Friday, June 2, 2017
Seattle has the 23rd (out of 1,064 cities) worst traffic on the planet, 10th worst in the USA (according to Kirkland-based traffic data firm INRIX ). This is even more staggering when one realizes that the Seattle metro area doesn't even crack the top 90 metropolitan areas in the world for population. The current focus on congestion relief for the metro Seattle area are the tunnel on the north side of downtown, and the Sound Transit Light Rail. Both are multi-billion dollar projects than will have little or no flexibility to respond to area traffic needs. With traffic this severe, and bound to increase as the regional population increases, congestion will also increase. Surely there is a more cost-effective measure than can be taken to aid in the reduction of this dire problem. I believe there is.
The transportation policy planning in Washington State has been primarily focused on a two pronged approach; infrastructure, and public transit. Once the capacity for additional freeway lanes was reached in Seattle, the policy began to shift to promote the use of public transit. Which is not a negative policy. However, there are further options which the transportation policy planners have come to look at merely as vehicles that represent safety concerns to be dealt with.

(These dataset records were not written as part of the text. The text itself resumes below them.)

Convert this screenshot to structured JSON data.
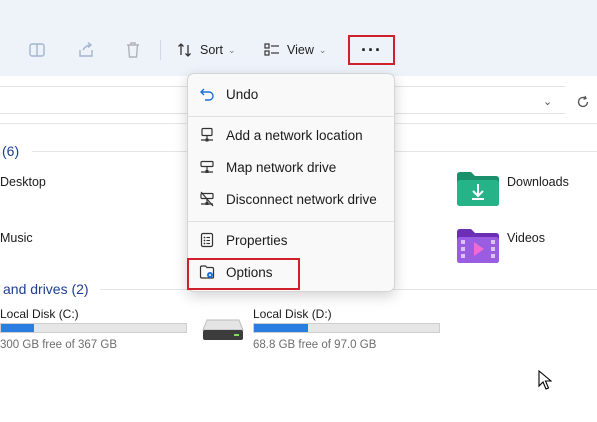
{
  "toolbar": {
    "sort_label": "Sort",
    "view_label": "View",
    "more_label": "···"
  },
  "menu": {
    "items": [
      {
        "label": "Undo",
        "icon": "undo-icon"
      },
      {
        "label": "Add a network location",
        "icon": "network-location-icon"
      },
      {
        "label": "Map network drive",
        "icon": "map-network-drive-icon"
      },
      {
        "label": "Disconnect network drive",
        "icon": "disconnect-network-drive-icon"
      },
      {
        "label": "Properties",
        "icon": "properties-icon"
      },
      {
        "label": "Options",
        "icon": "options-icon"
      }
    ]
  },
  "folders": {
    "header": "(6)",
    "items": [
      {
        "label": "Desktop"
      },
      {
        "label": "Downloads",
        "color": "#1fa37a"
      },
      {
        "label": "Music"
      },
      {
        "label": "Videos",
        "color": "#8a4bd6"
      }
    ]
  },
  "drives": {
    "header": "and drives (2)",
    "items": [
      {
        "name": "Local Disk (C:)",
        "free": "300 GB free of 367 GB",
        "used_fraction": 0.18
      },
      {
        "name": "Local Disk (D:)",
        "free": "68.8 GB free of 97.0 GB",
        "used_fraction": 0.29
      }
    ]
  },
  "colors": {
    "accent": "#2a7de1",
    "highlight_border": "#d0202b",
    "toolbar_bg": "#eef3fa",
    "section_header": "#1c3f8f"
  }
}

Outside of the United States, in some of the most congested traffic in the world, those options are being seriously looked at as part of a comprehensive transportation policy. Not only looked at, but actively supported and promoted by the government. What are these options? Powered Two-Wheelers (motorcycles and scooters). In the US, and especially evident here in Washington State, the powered two-wheelers are looked at by transportation planners only in relation to safety of the rider. Motorcycles and scooters are left out of the equation virtually completely when it comes to efforts to reduce traffic congestion. This is a counterproductive way of thinking.
In the UK for example, it has been realized that this mindset created a perceived lack of motorized transportation to replace the single occupant car in traffic. So for a long time, no few actually "thought outside the box" until about the late 1990's. In a policy framework, Highways England stated; "Failure to consider all modes of transport, including motorcycling, denies the opportunity to create fully rounded transport policies, which are relevant to all who need to use transport for differing purposes and in widely varying circumstances. This narrow approach to transport policy also fails to maximize the opportunities that exist to reduce urban traffic congestion and pollution-an area where motorcycles can play a significant role."
I specifically mention the UK and it's effort to support a comprehensive planning policy that includes powered motorcycles and scooters for a few reasons. One, is that environmentally speaking, the UK is not too different from Washington State, with a similar annual precipitation spread out throughout the year. It is also slightly cooler on average than Washington State. Another reason is that London is even further up the congestion ranking than Seattle. London is ranked 7th in the world for it's congestion. Lastly; the UK, as well as most of the rest of the world, uses lane-sharing on the main freeways ad lane-filtering on the city streets to help ease congestion.
Imagine if you will, if all the motorcycles in Washington State were given the opportunity to help ease congestion by lane-sharing as described in ESB5378. A program manager in the Washington State Traffic Safety Commission informed me they do not believe there would be any congestion relief because only 4% of registered vehicles in Washington are motorcycles. That is over a quarter of a million motorcycles. Yet the WTSC doesn't believe they would have any effect on congestion. That is a perfect example of the mindset I have spoken of. Instead of placing motorcycles in the same category as; public transit, pedestrians, and bicycles for promotion of their use, the state doesn't even consider them as an option. If motorcycles as an option can be of effect in the UK, as wet and rainy as it can be, imagine what removing a quarter of a million vehicles from the traffic stream would do.
As for safety, European and American studies have shown that less than 1% of motorcycle collisions involve lane-sharing motorcyclists. Even though more than 60% of motorcyclists observed were lane sharing. This is a safe, flexible option for easing traffic congestion. Instead of tens of billions for infrastructure that cannot be adapted easily to changing population needs, lane-sharing would only require an initial public awareness program to educate drivers on the technique. A public promotion campaign showing the benefits of motorcycling to work, and/or taking the light rail versus sitting in traffic in a single occupant vehicle could bring positive effects to the congestion relief effort. Again from Highways England; "It has been contended that it would be a bad thing if people chose motorcycles over the bus or train. Industry contends the contrary. In many urban areas, buses and trains are already beyond sensible or comfortable passenger carrying capacity, which reduces their attractiveness to both existing and potential new users. If a proportion of bus and train users were to switch to motorcycles, valuable capacity would be opened which would then be more attractive ti those current car users who would never consider riding a motorcycle or bicycle. Transport usage and choices would start to balance better than at present."
Motorcycles make for a safe and cost-effective option for congestion relief if taken advantage of. Ignoring them as a vehicle laden with risk to its rider is an outdated, and myopic point of view.
Catch ya on the road sometime...